Work item: Say how many lines in the entries contain "General", giving only the number.

Extracted data:
----

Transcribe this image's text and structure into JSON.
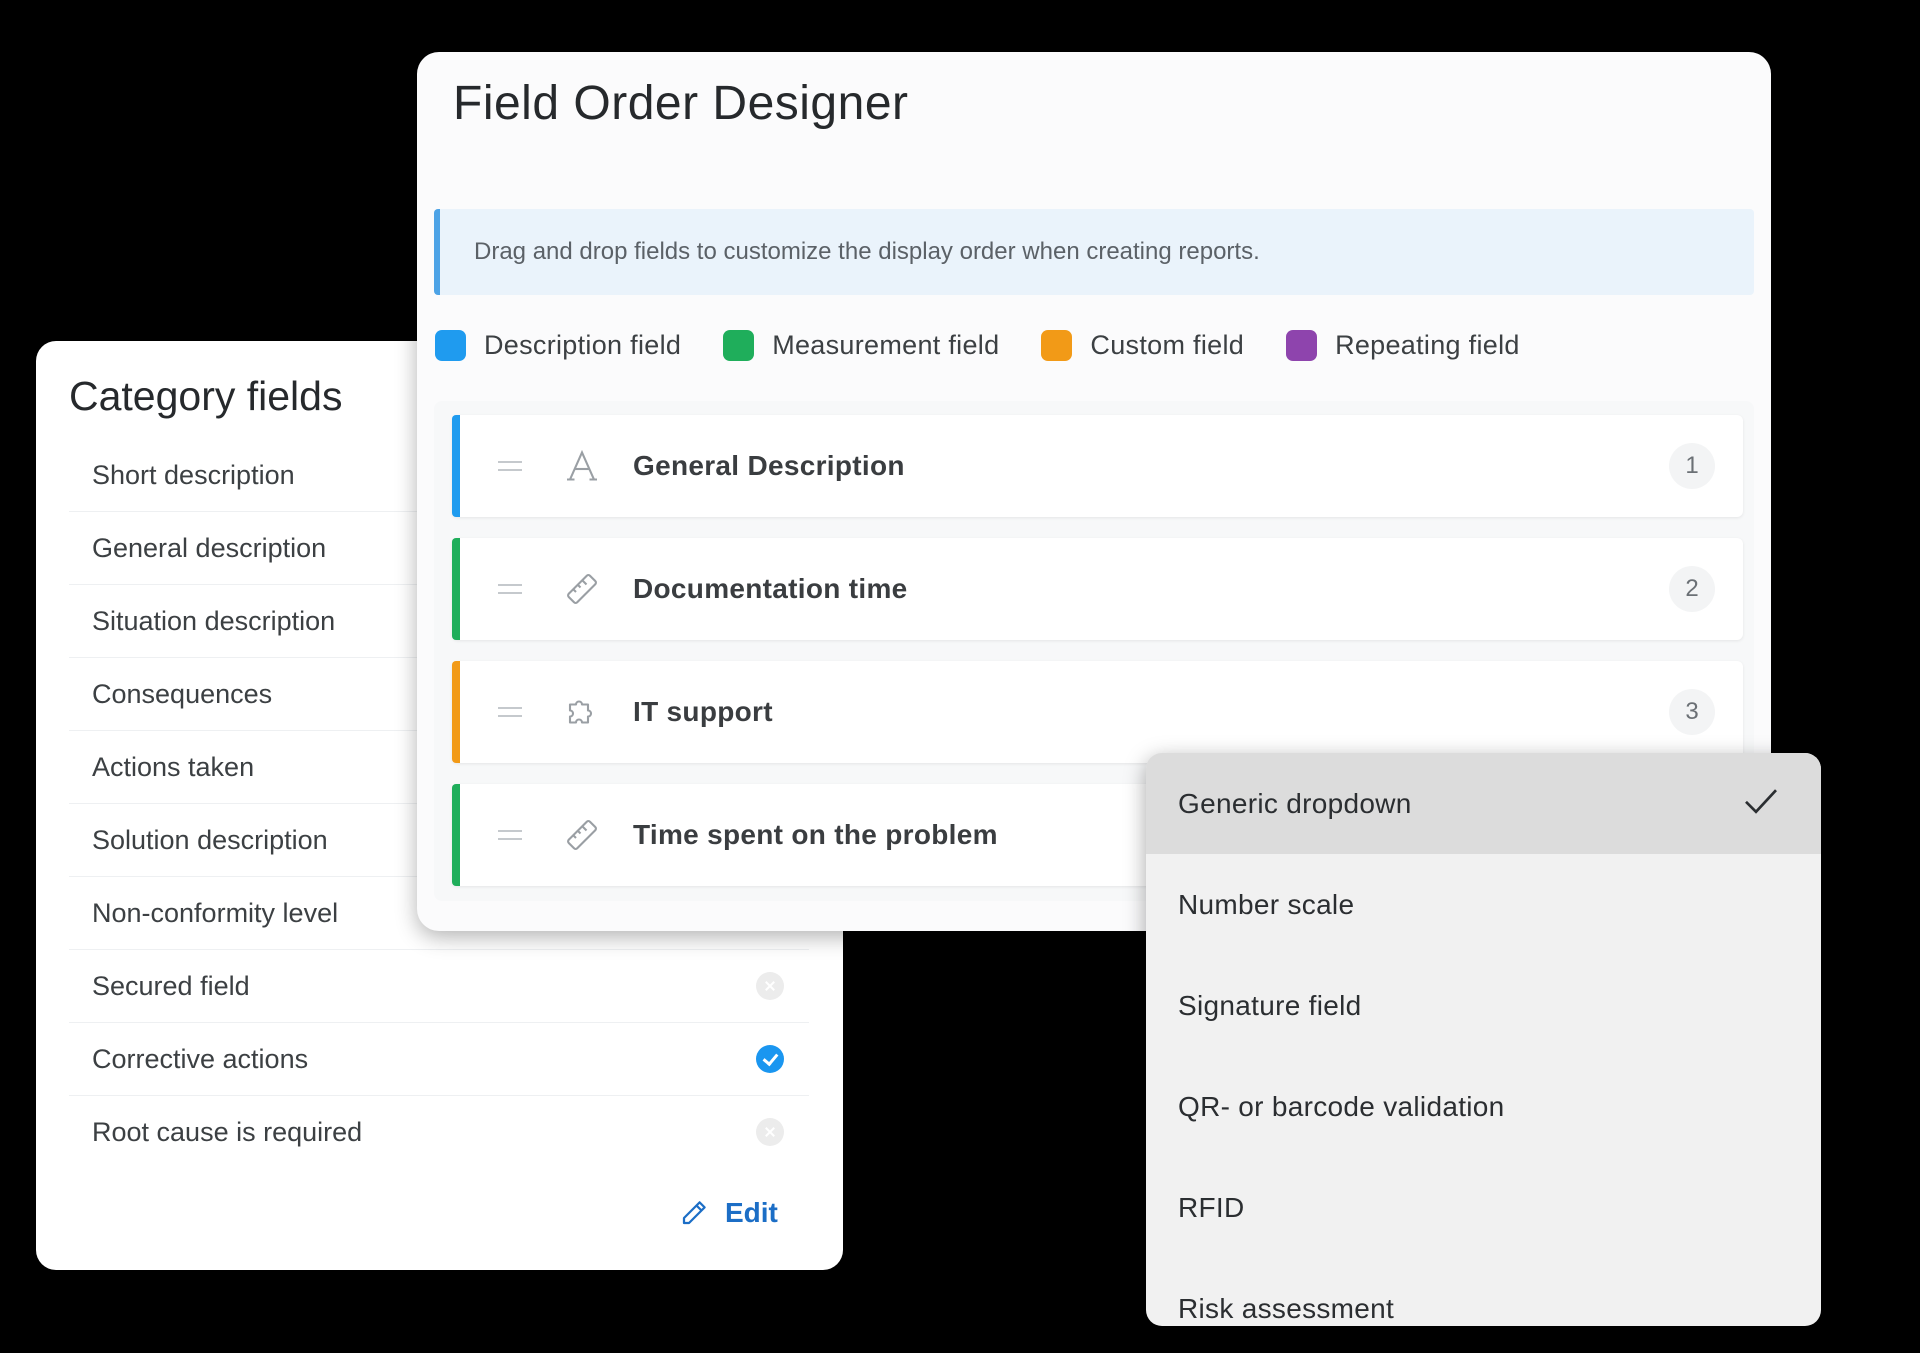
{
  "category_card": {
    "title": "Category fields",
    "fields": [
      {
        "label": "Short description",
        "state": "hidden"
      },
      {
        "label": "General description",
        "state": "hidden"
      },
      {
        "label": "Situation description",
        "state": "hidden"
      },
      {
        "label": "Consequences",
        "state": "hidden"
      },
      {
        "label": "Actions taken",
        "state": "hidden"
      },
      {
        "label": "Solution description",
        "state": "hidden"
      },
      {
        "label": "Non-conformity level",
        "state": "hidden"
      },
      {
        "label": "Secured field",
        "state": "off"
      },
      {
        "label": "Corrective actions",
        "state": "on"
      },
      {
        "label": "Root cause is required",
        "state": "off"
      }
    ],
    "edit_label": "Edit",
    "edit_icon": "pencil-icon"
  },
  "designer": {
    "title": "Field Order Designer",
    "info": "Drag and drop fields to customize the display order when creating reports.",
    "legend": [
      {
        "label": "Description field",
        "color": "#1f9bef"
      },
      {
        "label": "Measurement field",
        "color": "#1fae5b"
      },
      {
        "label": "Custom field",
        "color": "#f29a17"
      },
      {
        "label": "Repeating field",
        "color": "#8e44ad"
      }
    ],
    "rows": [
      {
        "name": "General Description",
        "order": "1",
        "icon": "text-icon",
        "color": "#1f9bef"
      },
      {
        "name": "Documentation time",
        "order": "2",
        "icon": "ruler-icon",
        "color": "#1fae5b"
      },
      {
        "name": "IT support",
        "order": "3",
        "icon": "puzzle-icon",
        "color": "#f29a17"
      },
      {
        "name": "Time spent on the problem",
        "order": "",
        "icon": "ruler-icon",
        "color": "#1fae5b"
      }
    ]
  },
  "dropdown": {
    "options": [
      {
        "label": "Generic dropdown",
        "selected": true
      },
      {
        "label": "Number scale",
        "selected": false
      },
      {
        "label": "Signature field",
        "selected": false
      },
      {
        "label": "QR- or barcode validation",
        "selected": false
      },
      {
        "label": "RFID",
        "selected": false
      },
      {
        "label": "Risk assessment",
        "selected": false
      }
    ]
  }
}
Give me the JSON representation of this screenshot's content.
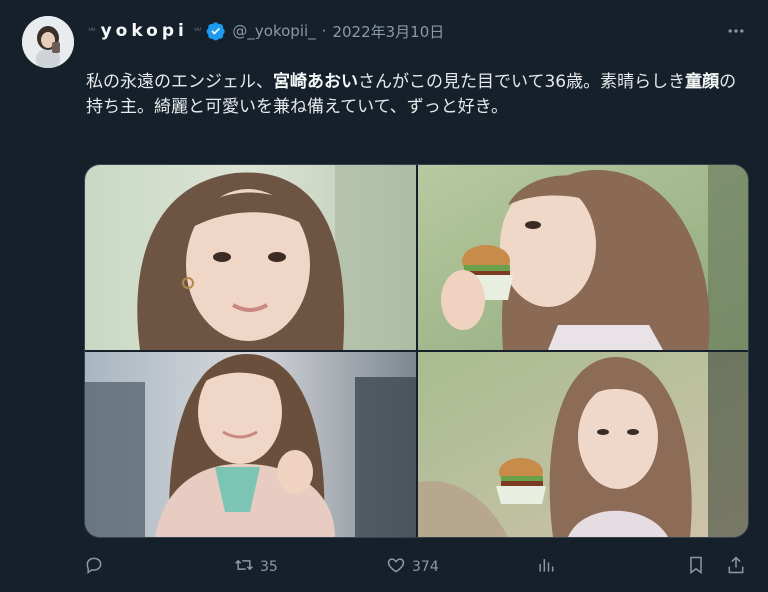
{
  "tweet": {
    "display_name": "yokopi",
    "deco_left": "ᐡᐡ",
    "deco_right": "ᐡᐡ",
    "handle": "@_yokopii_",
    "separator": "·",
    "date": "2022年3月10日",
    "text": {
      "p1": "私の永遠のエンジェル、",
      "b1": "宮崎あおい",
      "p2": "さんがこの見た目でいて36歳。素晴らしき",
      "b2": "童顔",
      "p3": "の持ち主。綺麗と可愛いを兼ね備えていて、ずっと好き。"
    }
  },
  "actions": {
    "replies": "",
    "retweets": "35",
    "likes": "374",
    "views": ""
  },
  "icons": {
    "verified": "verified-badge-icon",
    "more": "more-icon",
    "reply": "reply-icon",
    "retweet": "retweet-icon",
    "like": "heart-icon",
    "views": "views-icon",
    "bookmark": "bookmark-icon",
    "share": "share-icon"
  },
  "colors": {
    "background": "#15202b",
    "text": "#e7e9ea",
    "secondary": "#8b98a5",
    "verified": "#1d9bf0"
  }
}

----

Solution to the exercise: 2